By Margie Wuebker
ST. MARYS -- Kent and Brent Miller admire the shiny black hearse dating back to the late 1800s and wonder aloud what stories they would hear if only this thing could talk.
The Millers, part of a family corporation that owns Miller Funeral Home and Miller-Long & Folk Funeral Home in St. Marys and Vornholt-Miller Funeral Home in New Knoxville, purchased the historical vehicle from Brent Miller's college roommate and friend, Greg Busch, nearly a year ago.
Busch owned and operated a funeral home in Elizabeth, W.Va., and the hearse was part of the inventory. He called the brothers after deciding to sell the business to become a college professor.
"I had been looking for an old hearse because I'm something of a history buff," Brent Miller says. "You can find them in trade publications, but everything is too expensive, in really bad condition or a mere reproduction. The reproductions are nice but they are too perfect. I wanted history and the kind of imperfections that naturally show up in things not mass produced by machinery."
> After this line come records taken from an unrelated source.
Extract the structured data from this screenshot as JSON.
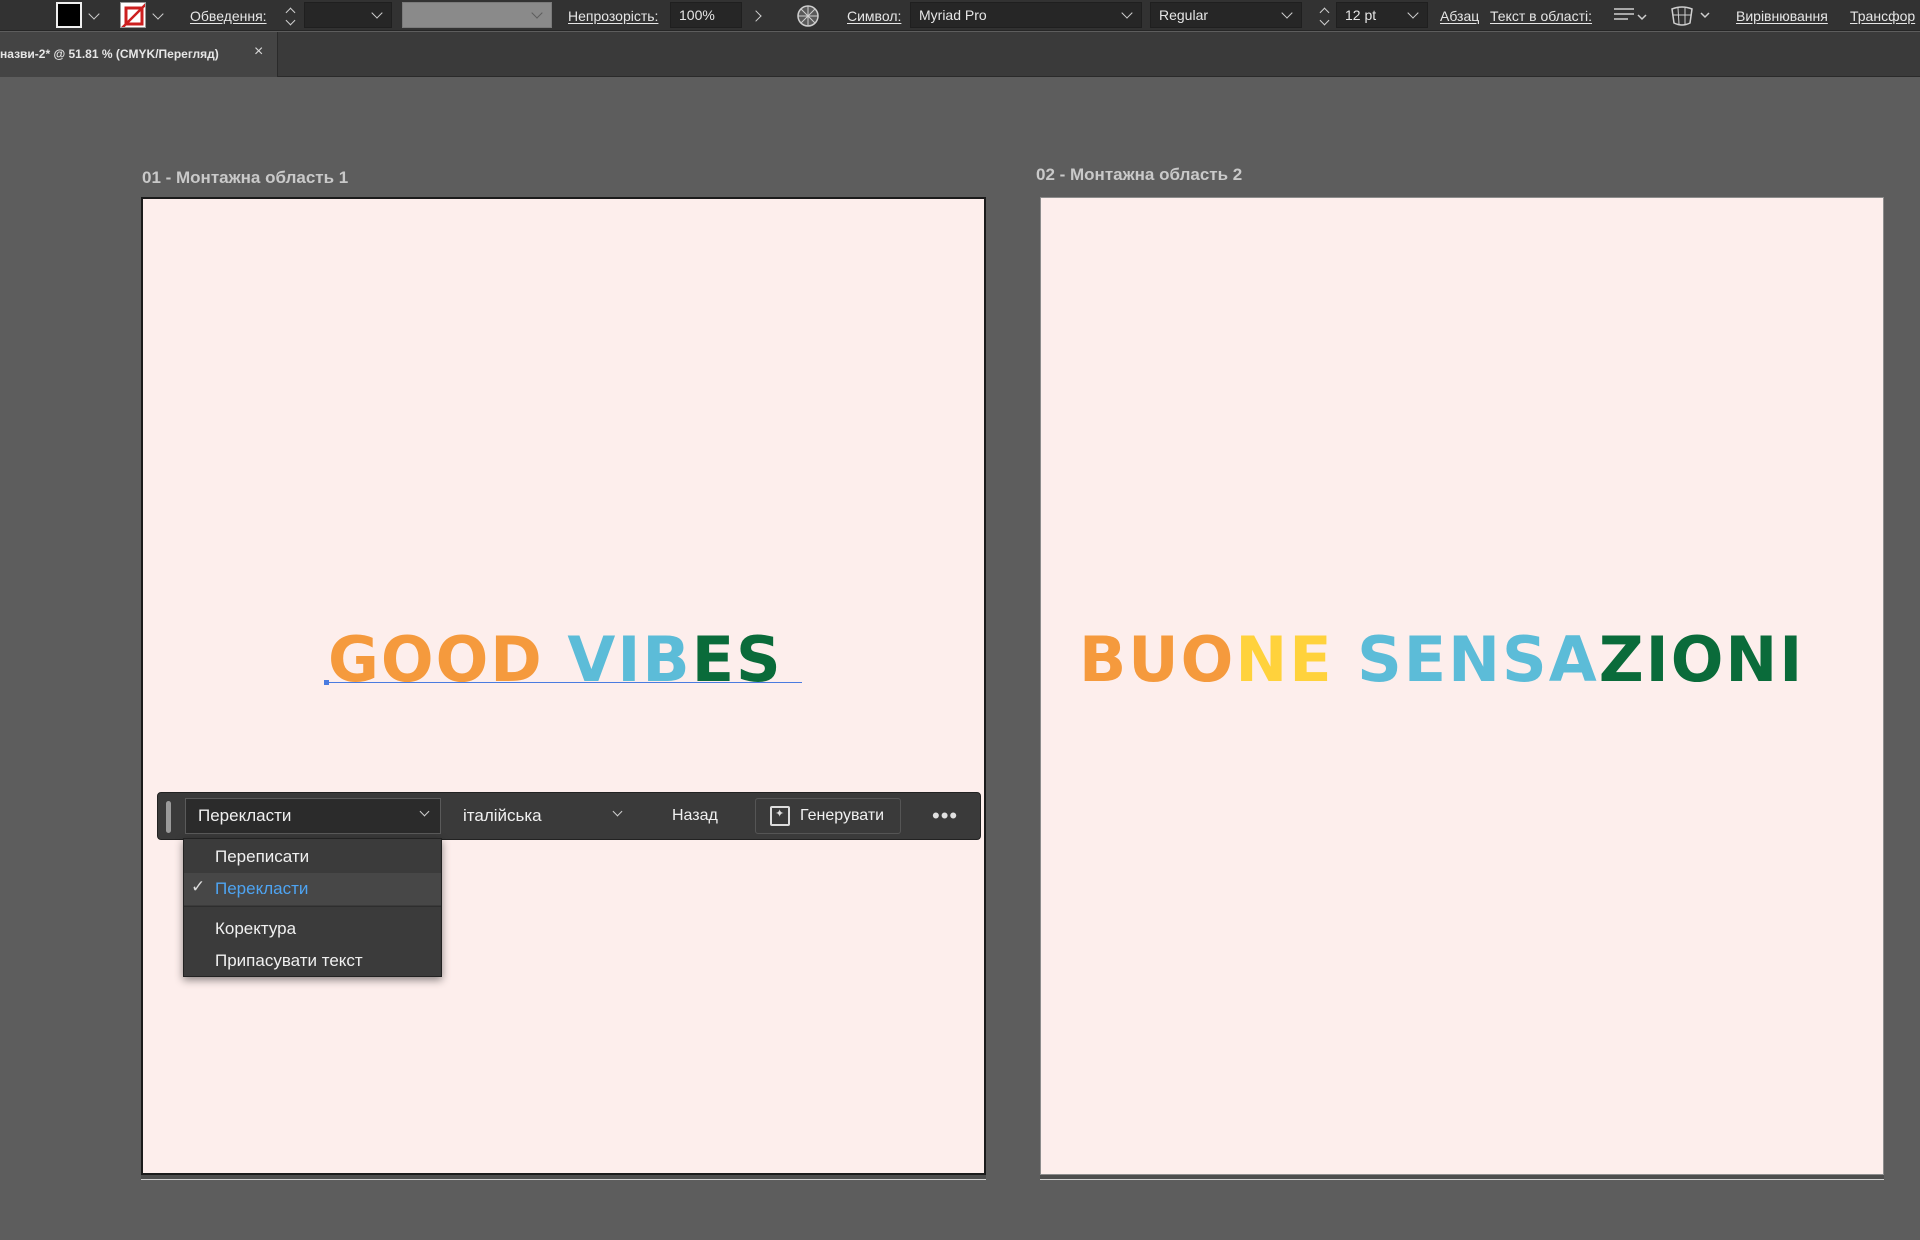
{
  "control_bar": {
    "stroke_label": "Обведення:",
    "opacity_label": "Непрозорість:",
    "opacity_value": "100%",
    "character_label": "Символ:",
    "font_family": "Myriad Pro",
    "font_style": "Regular",
    "font_size": "12 pt",
    "paragraph_label": "Абзац",
    "area_type_label": "Текст в області:",
    "align_label": "Вирівнювання",
    "transform_label": "Трансфор"
  },
  "tab": {
    "title": "назви-2* @ 51.81 % (CMYK/Перегляд)",
    "close": "×"
  },
  "artboard1": {
    "label": "01 - Монтажна область 1",
    "word_segments": [
      {
        "text": "GOOD",
        "color": "#f59a3d"
      },
      {
        "text": " ",
        "color": "#f59a3d"
      },
      {
        "text": "VIB",
        "color": "#5cbcd8"
      },
      {
        "text": "ES",
        "color": "#0a6b3a"
      }
    ]
  },
  "artboard2": {
    "label": "02 - Монтажна область 2",
    "word_segments": [
      {
        "text": "BUO",
        "color": "#f59a3d"
      },
      {
        "text": "NE",
        "color": "#ffd23c"
      },
      {
        "text": " ",
        "color": "#ffd23c"
      },
      {
        "text": "SENSA",
        "color": "#5cbcd8"
      },
      {
        "text": "ZIONI",
        "color": "#0a6b3a"
      }
    ]
  },
  "task_bar": {
    "mode": "Перекласти",
    "language": "італійська",
    "back": "Назад",
    "generate": "Генерувати",
    "more": "•••"
  },
  "mode_menu": {
    "items": [
      {
        "label": "Переписати",
        "selected": false
      },
      {
        "label": "Перекласти",
        "selected": true
      },
      {
        "label": "Коректура",
        "selected": false
      },
      {
        "label": "Припасувати текст",
        "selected": false
      }
    ],
    "check": "✓"
  },
  "colors": {
    "orange": "#f59a3d",
    "yellow": "#ffd23c",
    "blue": "#5cbcd8",
    "green": "#0a6b3a",
    "artboard_bg": "#fdeeec",
    "selection_blue": "#4ea4f2"
  }
}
The wheels with wood spokes and metal jackets are authentic. So are the distinctive lanterns, brass hinges, beveled glass windows, silver candelabra-like decorations and the gold fringe trimming a carved wood insert in the ceiling. Silver guides still mark the casket area, which can accommodate a full-size model topped with a large floral spray. The hearse, manufactured in 1870 by the Crane & Breed Co. of Cincinnati, has undergone extensive restoration during the ensuing months. It now sports a new black finish, a fringed seat for the driver and a canvas top that conveniently snaps into place. Distinctive gold lettering applied to the windows spells out the words "Miller Brothers Undertakers." The original drapery, remained but dry rot caused irreparable damage over the years. A local seamstress fashioned new ones of rich black velvet backed with matching canvas-type fabric. Fringe and tassels add the finishing touch.
"The original owners spared no expense when it came to building the thing," Brent Miller says. "It also received good care over the years. A vehicle like this got called out in all kinds of weather -- sun, rain, snow and sleet. Someone probably wiped it down after every outing."
Kent Miller explains the curtains were lowered when the hearse went to pick up a body and bring it to the funeral home for embalming. There was no padded gurney; merely a long woven basket. He surmises the trap doors in the sturdy wood floor aided employees during cleanup details.
Funeral home employee Ed Voisard pointed out something was definitely missing from the completed project -- old-fashioned horsepower to pull the restored hearse in parades and funeral processions. His frequent reminders eventually led to the purchase of black Percherons and a sturdy harness from John and Carol Miller of Covington. The docile animals, each weighing 1,850 pounds, now reside at the Dave and Nancy Liette farm just west of St. Marys.
Voisard has another suggestion for the brothers -- top hats and tailed coats like the period attire undertakers donned for somber funerals. Both smile, adding formal attire may be a possibility in the coming months.
"My interest in history certainly played a part in the acquisition of something now considered a luxury in the business," Brent Miller says. "This was standard fare back in the 1800s before the advent of cars. Interestingly, Crane & Breed changed horses after the turn of the century and began producing motorized vehicles to keep pace with changing times."
Mourners in bygone days followed the hearse on foot or in horse-drawn conveyances like buggies and buckboards. The slow procession often led from the home of the deceased to the final resting place at a church or family cemetery.
"Methods change but the basics remain the same," Brent Miller says. " So does the fascination with ceremony and the coming together in order to bid farewell to loved ones. A properly orchestrated funeral helps restore order to a sometimes chaotic situation."
The hearse, which will be featured today in the 4:30 p.m. Summerfest parade, has generated considerable attention since its initial public appearance at local Memorial Day ceremonies. Several people have requested a final ride to the cemetery in back of the horse-drawn vehicle while making prearrangements. The Millers quickly point there is nothing more fitting than fulfilling the purpose for which the vehicle was created nearly 125 years ago.